App and web page records:
------

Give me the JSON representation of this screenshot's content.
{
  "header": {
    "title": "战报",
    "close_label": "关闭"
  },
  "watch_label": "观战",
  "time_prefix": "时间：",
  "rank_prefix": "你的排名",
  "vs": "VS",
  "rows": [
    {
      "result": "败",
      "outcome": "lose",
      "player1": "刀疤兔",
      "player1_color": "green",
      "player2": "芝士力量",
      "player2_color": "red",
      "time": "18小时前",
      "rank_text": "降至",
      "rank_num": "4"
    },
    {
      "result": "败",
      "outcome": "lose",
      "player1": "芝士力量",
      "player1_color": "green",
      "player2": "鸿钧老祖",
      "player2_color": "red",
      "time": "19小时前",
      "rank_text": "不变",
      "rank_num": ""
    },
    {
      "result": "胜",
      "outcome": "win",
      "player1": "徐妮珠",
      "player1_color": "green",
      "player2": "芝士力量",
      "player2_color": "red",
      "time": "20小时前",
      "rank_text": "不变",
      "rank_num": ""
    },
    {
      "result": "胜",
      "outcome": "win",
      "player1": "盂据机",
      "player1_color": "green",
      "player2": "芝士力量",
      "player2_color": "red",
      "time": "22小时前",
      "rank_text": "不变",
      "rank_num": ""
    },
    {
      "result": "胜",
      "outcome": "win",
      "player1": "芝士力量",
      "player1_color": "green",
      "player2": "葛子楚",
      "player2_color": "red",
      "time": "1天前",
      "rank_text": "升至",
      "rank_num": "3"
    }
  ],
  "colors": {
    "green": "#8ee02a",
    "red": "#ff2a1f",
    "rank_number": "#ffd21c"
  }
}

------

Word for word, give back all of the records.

WRITTEN SOLUTION ▸
Give me the JSON representation of this screenshot's content.
{
  "header": {
    "title": "战报",
    "close_label": "关闭"
  },
  "watch_label": "观战",
  "time_prefix": "时间：",
  "rank_prefix": "你的排名",
  "vs": "VS",
  "rows": [
    {
      "result": "败",
      "outcome": "lose",
      "player1": "刀疤兔",
      "player1_color": "green",
      "player2": "芝士力量",
      "player2_color": "red",
      "time": "18小时前",
      "rank_text": "降至",
      "rank_num": "4"
    },
    {
      "result": "败",
      "outcome": "lose",
      "player1": "芝士力量",
      "player1_color": "green",
      "player2": "鸿钧老祖",
      "player2_color": "red",
      "time": "19小时前",
      "rank_text": "不变",
      "rank_num": ""
    },
    {
      "result": "胜",
      "outcome": "win",
      "player1": "徐妮珠",
      "player1_color": "green",
      "player2": "芝士力量",
      "player2_color": "red",
      "time": "20小时前",
      "rank_text": "不变",
      "rank_num": ""
    },
    {
      "result": "胜",
      "outcome": "win",
      "player1": "盂据机",
      "player1_color": "green",
      "player2": "芝士力量",
      "player2_color": "red",
      "time": "22小时前",
      "rank_text": "不变",
      "rank_num": ""
    },
    {
      "result": "胜",
      "outcome": "win",
      "player1": "芝士力量",
      "player1_color": "green",
      "player2": "葛子楚",
      "player2_color": "red",
      "time": "1天前",
      "rank_text": "升至",
      "rank_num": "3"
    }
  ],
  "colors": {
    "green": "#8ee02a",
    "red": "#ff2a1f",
    "rank_number": "#ffd21c"
  }
}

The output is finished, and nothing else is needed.